Teachers themselves need to be transformed from the traditional ways of organizing teaching and learning in school to using more technical skills in more open, user-friendly, peer-controlled, interactive, virtual communities. Teachers need to model flexibility, networking and creativity which are key outcomes for students to survive the next millennium (Hargreaves, 1999).

Training of teachers in ICT and staff development is one huge challenge faced by educational leaders. Psychologically, technology can pose problems for staff feeling threatened and insecure about being dispensable and easily replaced by the new innovation (Jones & O’Shea, 2004). This is mostly appeased by effective training. Human resources strategy and practice are central to successful staff development. Enhancing traditional teaching and learning and incorporating modern approaches befitting ICT for experienced teachers and recruiting staff with expertise in delivering a high-quality teaching and learning environment (Jones & O’Shea, 2004).
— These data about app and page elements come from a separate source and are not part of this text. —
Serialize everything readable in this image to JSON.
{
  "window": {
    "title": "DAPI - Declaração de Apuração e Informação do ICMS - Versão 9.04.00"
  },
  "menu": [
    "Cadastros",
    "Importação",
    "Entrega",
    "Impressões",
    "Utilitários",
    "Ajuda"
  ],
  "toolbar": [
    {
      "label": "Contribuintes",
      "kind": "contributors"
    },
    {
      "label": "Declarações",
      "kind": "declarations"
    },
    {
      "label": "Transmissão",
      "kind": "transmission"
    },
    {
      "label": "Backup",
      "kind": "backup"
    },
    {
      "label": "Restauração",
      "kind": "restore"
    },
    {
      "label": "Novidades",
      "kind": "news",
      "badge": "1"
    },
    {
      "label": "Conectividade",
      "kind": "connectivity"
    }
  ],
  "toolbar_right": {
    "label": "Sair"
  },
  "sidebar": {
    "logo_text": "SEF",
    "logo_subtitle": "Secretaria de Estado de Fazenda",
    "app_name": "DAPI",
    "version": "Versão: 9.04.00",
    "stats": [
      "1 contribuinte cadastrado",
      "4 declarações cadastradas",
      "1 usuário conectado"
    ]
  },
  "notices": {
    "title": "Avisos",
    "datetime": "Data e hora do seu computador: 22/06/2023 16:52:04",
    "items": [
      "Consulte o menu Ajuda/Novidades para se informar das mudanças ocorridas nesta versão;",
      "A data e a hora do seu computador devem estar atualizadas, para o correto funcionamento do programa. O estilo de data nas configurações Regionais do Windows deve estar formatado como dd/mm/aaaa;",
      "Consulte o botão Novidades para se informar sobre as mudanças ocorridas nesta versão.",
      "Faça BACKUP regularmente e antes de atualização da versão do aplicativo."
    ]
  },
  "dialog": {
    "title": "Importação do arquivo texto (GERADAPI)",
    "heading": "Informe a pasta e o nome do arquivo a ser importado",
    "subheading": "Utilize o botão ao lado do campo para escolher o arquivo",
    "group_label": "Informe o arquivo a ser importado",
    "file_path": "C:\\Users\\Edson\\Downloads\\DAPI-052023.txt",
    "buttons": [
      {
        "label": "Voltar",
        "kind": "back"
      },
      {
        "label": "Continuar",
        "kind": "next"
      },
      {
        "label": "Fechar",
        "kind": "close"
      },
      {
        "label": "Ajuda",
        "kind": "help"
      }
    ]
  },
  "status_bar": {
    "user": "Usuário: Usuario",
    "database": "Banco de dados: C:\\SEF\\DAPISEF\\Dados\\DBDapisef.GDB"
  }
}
This paper will be investigating factors and dynamics involved in the implementation of change in educational organizations, specifically, in higher education in Saudi Arabia. It will be discussing theories of change, innovation, how change processes are implemented, the organisation of academic culture, leadership practices; change management and staff development. It aims to give light to educational leaders who are planning to introduce changes or are in the stages of implementing innovations in their work settings. For this particular paper, the innovation of computer-assisted language learning (CALL) is proposed as a reform effort that will contribute to the growth and development of universities.